Task prompt: The lines you return should be those containing the string "printf", taken from the data below.

Excerpts from an interface dataset:
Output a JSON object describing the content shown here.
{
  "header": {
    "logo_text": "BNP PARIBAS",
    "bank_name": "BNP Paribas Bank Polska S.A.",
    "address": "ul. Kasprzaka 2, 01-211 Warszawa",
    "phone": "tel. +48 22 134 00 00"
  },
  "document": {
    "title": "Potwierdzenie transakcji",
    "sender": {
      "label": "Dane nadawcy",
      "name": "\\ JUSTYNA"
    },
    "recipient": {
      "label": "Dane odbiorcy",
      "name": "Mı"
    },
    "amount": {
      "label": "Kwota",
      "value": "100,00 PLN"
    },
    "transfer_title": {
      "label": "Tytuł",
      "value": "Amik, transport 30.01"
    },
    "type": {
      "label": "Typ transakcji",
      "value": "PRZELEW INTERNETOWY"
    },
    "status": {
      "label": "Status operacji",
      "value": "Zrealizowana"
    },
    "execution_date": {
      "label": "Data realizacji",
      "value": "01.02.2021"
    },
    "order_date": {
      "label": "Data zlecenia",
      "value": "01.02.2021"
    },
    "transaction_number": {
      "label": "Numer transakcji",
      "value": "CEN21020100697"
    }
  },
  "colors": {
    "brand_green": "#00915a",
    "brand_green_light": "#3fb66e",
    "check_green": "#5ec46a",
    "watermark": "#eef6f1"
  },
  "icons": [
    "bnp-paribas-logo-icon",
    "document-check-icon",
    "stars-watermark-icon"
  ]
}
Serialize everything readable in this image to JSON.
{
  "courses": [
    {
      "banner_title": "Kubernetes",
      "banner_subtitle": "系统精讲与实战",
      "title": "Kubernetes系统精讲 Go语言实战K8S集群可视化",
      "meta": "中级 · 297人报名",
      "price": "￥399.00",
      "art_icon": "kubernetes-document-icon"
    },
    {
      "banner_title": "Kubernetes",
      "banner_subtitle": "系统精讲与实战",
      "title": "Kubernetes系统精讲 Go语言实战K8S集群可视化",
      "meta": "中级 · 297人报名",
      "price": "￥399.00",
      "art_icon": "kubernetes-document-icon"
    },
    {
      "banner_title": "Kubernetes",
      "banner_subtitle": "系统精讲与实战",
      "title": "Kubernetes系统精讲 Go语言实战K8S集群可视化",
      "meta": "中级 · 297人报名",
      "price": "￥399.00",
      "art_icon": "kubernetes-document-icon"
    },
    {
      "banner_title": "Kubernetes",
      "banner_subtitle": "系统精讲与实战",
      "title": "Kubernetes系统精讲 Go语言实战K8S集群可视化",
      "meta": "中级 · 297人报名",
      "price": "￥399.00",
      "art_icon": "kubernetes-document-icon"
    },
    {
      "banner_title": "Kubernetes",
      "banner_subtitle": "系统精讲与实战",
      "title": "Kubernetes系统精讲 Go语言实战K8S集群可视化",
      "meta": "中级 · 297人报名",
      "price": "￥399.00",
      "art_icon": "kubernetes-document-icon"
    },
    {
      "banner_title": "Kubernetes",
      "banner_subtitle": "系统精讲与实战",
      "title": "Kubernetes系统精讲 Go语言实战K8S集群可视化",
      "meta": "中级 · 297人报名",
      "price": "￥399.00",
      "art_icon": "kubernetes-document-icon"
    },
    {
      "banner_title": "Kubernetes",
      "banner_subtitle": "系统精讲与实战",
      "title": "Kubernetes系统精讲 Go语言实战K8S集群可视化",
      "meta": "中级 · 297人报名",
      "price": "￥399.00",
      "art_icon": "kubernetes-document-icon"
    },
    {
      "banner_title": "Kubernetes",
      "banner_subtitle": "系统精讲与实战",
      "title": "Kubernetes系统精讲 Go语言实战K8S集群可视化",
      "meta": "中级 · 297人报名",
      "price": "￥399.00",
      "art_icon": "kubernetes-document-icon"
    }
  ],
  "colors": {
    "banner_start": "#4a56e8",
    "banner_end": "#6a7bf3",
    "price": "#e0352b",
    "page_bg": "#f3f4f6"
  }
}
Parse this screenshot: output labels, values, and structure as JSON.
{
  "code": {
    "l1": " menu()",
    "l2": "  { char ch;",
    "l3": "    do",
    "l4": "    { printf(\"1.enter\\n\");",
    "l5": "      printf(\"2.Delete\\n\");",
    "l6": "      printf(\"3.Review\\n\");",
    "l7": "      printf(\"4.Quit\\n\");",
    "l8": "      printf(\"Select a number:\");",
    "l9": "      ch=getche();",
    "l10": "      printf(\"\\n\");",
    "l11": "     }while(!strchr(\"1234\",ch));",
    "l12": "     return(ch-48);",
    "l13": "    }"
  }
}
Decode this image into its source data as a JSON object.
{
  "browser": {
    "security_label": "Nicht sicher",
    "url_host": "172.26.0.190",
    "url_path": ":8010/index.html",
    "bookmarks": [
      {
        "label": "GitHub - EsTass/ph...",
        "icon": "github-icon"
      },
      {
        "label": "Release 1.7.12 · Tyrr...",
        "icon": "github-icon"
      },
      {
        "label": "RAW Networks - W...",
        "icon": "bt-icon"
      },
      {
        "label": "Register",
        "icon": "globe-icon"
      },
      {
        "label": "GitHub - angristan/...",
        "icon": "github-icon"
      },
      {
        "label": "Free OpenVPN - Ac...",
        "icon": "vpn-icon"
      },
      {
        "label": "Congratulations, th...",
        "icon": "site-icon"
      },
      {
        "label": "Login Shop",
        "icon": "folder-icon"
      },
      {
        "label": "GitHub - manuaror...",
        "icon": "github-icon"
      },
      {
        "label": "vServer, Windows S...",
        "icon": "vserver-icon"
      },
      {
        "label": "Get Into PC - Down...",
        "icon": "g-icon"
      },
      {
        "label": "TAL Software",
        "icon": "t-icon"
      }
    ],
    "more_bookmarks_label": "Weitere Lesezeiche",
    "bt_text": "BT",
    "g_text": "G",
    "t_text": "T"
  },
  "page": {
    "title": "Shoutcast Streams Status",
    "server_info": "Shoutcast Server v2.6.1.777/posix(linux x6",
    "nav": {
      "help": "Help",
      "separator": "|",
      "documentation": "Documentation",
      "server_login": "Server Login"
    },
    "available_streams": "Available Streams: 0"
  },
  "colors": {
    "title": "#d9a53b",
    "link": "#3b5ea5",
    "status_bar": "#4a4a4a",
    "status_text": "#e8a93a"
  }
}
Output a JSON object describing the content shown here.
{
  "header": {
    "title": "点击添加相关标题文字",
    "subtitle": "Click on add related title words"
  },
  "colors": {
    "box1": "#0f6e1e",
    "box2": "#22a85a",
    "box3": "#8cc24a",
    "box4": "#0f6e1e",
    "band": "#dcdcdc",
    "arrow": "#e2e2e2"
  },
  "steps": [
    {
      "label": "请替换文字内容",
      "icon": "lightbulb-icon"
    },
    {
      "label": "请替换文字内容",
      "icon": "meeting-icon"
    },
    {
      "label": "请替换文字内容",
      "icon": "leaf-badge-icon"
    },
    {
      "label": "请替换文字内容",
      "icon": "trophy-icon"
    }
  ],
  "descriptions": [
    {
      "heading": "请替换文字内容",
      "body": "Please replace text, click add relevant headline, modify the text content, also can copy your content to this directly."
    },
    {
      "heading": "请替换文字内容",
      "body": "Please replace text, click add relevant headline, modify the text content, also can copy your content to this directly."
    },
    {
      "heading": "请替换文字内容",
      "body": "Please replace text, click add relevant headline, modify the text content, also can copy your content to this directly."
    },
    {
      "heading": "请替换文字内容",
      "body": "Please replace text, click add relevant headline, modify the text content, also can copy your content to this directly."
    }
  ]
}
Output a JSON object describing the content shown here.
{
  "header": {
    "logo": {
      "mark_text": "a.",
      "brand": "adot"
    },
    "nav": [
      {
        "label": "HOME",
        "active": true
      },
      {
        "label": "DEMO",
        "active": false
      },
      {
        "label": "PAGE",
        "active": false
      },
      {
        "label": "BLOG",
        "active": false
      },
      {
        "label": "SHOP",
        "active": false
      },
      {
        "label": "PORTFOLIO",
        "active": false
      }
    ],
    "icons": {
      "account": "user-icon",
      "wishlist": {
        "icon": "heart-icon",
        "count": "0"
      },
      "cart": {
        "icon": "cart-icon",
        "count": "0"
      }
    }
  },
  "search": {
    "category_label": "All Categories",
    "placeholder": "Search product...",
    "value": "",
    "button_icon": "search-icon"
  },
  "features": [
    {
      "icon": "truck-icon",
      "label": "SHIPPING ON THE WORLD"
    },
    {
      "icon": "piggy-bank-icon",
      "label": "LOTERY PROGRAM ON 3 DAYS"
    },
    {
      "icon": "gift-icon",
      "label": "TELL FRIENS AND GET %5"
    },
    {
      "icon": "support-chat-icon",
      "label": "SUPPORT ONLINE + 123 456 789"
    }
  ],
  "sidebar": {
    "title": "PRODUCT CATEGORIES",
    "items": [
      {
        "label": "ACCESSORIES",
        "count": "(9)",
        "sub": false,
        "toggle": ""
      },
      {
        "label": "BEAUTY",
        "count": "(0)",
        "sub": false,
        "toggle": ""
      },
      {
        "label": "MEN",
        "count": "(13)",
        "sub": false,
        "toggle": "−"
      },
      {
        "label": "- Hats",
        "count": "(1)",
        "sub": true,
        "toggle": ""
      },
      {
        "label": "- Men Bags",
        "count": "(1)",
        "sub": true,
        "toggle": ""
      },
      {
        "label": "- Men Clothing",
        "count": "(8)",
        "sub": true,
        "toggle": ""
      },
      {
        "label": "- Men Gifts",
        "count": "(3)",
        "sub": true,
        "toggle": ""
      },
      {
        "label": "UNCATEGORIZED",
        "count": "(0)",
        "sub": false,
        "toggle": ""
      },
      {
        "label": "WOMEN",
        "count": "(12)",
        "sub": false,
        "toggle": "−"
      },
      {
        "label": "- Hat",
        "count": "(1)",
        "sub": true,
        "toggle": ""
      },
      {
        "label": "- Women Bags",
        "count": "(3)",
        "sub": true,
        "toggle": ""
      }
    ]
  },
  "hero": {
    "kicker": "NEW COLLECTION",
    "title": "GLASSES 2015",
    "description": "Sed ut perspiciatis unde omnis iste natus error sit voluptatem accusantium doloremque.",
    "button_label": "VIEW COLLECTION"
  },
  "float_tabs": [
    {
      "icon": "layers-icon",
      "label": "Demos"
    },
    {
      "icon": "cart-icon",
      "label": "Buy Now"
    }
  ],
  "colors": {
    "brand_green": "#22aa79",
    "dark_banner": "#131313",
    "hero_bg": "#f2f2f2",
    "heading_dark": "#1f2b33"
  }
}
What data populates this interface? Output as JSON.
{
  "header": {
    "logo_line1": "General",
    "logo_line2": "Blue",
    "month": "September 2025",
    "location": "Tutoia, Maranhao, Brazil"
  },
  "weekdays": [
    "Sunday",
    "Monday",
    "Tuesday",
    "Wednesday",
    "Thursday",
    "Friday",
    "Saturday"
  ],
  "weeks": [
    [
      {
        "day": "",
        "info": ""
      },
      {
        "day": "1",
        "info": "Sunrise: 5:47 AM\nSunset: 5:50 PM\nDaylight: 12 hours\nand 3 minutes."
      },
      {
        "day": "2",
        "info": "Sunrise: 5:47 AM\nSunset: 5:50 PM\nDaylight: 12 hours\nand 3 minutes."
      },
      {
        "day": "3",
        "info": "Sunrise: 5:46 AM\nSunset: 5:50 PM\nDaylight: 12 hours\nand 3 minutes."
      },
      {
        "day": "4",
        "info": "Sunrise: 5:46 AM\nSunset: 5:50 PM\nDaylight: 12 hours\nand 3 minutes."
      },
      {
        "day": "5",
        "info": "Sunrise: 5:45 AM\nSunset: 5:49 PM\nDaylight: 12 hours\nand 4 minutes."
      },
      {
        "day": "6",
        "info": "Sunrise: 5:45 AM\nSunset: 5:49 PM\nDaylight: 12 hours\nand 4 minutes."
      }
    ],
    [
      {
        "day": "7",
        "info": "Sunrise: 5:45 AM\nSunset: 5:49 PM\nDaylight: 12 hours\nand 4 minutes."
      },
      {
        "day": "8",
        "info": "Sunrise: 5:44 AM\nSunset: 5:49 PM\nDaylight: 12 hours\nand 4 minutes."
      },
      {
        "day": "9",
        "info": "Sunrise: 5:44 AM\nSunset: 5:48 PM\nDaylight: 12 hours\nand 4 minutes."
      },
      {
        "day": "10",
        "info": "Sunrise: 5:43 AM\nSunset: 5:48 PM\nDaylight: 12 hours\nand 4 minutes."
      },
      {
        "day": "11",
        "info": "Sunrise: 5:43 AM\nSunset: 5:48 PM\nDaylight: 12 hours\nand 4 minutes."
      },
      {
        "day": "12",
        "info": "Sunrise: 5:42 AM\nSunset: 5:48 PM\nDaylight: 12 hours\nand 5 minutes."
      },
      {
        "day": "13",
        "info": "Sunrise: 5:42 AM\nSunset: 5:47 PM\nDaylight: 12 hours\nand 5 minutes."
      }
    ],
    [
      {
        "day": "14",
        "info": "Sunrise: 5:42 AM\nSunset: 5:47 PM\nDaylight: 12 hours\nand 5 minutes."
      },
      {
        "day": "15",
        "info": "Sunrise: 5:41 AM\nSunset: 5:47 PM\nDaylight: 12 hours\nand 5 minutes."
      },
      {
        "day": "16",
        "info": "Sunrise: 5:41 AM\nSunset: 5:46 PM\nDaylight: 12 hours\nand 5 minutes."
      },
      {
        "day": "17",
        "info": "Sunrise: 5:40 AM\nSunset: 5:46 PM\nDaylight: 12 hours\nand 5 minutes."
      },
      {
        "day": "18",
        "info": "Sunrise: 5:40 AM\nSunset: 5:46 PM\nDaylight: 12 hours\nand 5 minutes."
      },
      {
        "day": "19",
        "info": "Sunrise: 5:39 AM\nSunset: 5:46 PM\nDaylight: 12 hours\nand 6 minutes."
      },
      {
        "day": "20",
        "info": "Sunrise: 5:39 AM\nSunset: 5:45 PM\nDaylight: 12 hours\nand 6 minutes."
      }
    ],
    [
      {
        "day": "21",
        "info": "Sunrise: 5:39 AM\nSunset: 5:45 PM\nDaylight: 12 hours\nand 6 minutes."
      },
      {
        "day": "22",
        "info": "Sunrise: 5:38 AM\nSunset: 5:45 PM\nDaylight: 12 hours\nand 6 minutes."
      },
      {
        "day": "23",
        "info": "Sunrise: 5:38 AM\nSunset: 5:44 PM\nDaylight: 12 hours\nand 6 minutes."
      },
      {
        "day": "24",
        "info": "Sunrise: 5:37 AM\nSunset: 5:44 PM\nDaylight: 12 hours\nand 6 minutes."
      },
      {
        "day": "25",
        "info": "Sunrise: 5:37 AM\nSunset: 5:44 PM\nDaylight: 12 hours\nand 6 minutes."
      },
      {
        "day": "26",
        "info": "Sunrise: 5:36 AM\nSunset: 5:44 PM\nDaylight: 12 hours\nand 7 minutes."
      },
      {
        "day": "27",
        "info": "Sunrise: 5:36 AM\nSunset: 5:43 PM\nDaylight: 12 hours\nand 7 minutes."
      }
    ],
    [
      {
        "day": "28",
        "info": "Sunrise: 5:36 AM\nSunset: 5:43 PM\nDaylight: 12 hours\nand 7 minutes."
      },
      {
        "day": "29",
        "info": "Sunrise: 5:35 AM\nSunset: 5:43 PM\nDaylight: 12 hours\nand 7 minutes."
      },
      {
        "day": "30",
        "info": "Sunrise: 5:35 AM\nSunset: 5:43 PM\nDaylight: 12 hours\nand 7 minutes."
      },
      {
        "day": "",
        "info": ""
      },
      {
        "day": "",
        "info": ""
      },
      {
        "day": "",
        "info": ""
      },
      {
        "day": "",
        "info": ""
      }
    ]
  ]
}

Solved exercise:
    "l4": "    { printf(\"1.enter\\n\");",
    "l5": "      printf(\"2.Delete\\n\");",
    "l6": "      printf(\"3.Review\\n\");",
    "l7": "      printf(\"4.Quit\\n\");",
    "l8": "      printf(\"Select a number:\");",
    "l10": "      printf(\"\\n\");",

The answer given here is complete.